Reflecting on this childhood, Chris Keating sometimes feels as if he didn't exist. His parents' divorce left him with very little tangible evidence of his formative years, so he's spent his adult life as a photographer making sure children can look back fondly at warm family memories. Chris Keating and his Calgary staff have made this a reality for more than 3,000 families since opening the doors to Towne Photography in 2006. There, the professional photographic crew shoots posed and candid shots of families, children, couples, and babies at picturesque parks or against their studio backdrops, and they also snap triumphant graduate portraits, intimate prenatal shots, and provocative passport pics that make border crossing a breeze. Their ironclad guarantee allows unsatisfied clients to request reshoots, reprints, or resizing on all photographs, and they vow to remake or recapture any artwork that sustains damage over the years. Chris also takes his photographic knowledge on the road to conduct Betterphoto Workshops across the United States and Canada, teaching novice photographers how to artistically preserve their most precious memories.
Of Death Valley Paintball's six outdoor fields, the largest is Area 51.50, named for the replica UFO javelined into the ground. The objective of the game: get a medical kit from a neutral part of the field, get it into an ambulance, then rescue the downed extraterrestrial and escort it back to the ambulance. The play of this field often looks like a shot out of The X-Files, with up to 50 players holding position behind overturned vehicles and stacks of tires.
This specificity of play characterizes each of Death Valley's fields, where the terrain design enhances the combat of the 15- to 30-minute games. For example, the Trench Warfare field's nearly 2,000 feet of dugout sunk 3 feet deep gives ideal concealment for snipers taking a break to plant next season's crop of paintball seeds. In addition to the playing fields, a fully automated target challenges marksmen with 15 pop-up targets that alternate between enemies and civilians. Between games, two on-site propane stations offer fuel for players who bring along their own grillable sustenance, such as hot dogs, hamburgers, or soup-can skewers.

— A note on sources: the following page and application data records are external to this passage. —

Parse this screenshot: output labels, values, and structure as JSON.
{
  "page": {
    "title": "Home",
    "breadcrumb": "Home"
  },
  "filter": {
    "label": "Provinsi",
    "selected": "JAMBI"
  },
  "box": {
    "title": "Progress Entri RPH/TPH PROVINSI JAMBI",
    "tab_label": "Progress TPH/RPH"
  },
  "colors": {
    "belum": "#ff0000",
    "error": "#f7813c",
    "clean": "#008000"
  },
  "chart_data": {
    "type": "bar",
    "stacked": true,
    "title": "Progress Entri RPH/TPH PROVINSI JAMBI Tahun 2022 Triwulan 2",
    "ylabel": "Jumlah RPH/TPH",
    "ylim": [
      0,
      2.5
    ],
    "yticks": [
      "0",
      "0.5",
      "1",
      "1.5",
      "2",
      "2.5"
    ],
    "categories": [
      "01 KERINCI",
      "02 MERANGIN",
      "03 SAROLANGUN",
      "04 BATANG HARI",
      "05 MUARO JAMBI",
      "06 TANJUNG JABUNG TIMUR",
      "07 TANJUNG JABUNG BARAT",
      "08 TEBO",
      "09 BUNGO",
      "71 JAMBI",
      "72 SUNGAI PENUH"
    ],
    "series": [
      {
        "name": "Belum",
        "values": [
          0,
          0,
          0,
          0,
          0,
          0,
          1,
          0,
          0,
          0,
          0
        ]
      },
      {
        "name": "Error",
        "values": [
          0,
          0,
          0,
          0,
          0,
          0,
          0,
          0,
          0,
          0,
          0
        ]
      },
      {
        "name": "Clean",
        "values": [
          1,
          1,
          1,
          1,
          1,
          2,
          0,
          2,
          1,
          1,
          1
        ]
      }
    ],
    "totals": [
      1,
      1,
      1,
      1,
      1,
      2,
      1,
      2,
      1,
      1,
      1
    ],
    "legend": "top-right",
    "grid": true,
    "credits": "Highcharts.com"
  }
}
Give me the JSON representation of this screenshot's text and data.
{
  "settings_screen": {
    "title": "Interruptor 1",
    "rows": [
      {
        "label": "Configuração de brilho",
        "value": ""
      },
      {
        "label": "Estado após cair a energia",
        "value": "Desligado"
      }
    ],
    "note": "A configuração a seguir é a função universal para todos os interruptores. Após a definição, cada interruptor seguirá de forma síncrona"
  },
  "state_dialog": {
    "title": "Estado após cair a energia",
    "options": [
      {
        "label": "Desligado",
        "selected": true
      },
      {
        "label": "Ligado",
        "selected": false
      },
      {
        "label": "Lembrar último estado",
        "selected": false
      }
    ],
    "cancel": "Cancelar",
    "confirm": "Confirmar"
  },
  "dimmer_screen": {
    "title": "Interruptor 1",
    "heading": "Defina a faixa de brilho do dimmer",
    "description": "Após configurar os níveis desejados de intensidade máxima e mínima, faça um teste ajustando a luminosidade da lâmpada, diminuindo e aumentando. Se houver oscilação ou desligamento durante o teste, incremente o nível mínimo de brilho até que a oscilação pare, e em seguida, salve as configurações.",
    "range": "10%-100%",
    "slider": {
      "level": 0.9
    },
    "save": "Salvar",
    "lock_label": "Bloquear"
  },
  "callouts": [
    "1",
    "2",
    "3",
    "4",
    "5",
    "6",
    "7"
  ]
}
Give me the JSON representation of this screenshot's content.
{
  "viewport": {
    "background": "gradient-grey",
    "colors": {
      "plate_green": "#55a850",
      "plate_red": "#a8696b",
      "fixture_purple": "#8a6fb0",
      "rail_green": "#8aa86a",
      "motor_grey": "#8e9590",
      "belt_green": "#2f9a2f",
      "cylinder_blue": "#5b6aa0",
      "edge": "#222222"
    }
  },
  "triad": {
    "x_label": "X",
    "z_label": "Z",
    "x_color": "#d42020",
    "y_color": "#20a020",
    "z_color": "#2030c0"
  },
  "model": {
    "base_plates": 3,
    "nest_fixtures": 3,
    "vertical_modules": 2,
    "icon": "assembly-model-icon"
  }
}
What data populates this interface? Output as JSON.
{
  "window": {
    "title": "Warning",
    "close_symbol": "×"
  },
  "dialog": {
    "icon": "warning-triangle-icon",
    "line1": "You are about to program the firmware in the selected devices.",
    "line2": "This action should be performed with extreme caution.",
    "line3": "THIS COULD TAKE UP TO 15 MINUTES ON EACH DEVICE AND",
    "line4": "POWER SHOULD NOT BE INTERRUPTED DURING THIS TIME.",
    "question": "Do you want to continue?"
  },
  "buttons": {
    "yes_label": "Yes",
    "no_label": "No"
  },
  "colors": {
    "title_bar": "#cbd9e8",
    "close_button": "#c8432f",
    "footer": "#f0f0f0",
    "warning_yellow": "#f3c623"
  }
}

Though Adrenaline Personal Training Studios looks like a garage, there’s not a single car or snow blower inside. There’s a tire or two and also a sled, but it looks nothing like a toboggan. This is a weighted sled, a tool that helps exercisers build speed and power. It’s part of an arsenal of functional training equipment, which includes agility ladders, strongman yokes, squat racks, and York weightlifting gear. Certified trainers and strength coaches teach clients how to use these tools during workouts that range from partner training to outdoor boot camps. One-on-one training is tailored to individual goals such as weight loss, sports performance, or injury rehab, and group sessions revolve around shared objectives and teamwork. In addition to leading strength and cardio workouts, staffers build custom nutrition plans to help clients slim down, build muscle, or win a staring contest with a many-eyed potato. After workouts, exercisers can head to the locker room to change or unwind with the help of a massage therapist’s relaxing strokes.
Sundance Balloons' vibrant hot-air balloons float adventurous passengers over scenic landscapes. Each one-hour journey commences as sojourners greet their flight crew at a pre-determined location, receive a briefing on what to expect during the excursion, and observe their balloon as it swells to more than 10 stories in height.
The woven gondolas glide 1,000 feet above the ground but can sometimes gently skim treetops or cornfields when wandering over the countryside. Since balloons drift with prevailing winds, there is no wind chill and travellers feel only a slight sensation of movement. As is tradition for ballooning, explorers of the appropriate age end their flight with a champagne toast to tranquility, beauty, and neighbourhoods that appear as giant smiley faces only visible from the air.
Since its 1965 founding in Venice Beach, California, Gold's Gym has dotted the globe with more than 600 locations where professional athletes and exercise newbies gather under the umbrella of personal strength. Nearly 3.5 million Gold's members chart and aim for their fitness peaks, perspiring beneath the gaze of certified personal trainers or pedaling beside peers at cycling sessions. In a diverse lineup of group classes, patrons strengthen cores with Pilates, finger-paint pictures of ninjas in martial arts, and amp up heart rates along to the pulsating soundtracks of Les Mills routines. Many Gold's Gym locations stockpile futuristic amenities, such as cardio machines with individual iPod docks and televisions that help keep patrons motivated.
When the Regina Pats slid out onto the ice in 1917, their sweaters read “The Patricias,” in honor of Princess Patricia of Connaught, and they had little tolerance for opponents who dared giggle at the name. Of the original teams in that early era, the Pats have had the last laugh, as they are the only ones still standing, making them North America’s oldest Junior Hockey franchise.
Since the days of horse-drawn zambonis, the Pats have taken several championships. They won the Memorial Cup in 1925, 1930, and 1974, and also took the Western Hockey League Championship in 1974 and 1980. In addition to preparing more than 100 players for careers in the NHL, the Pats have also sent the most athletes to play for Canada in the World Junior Hockey Championships.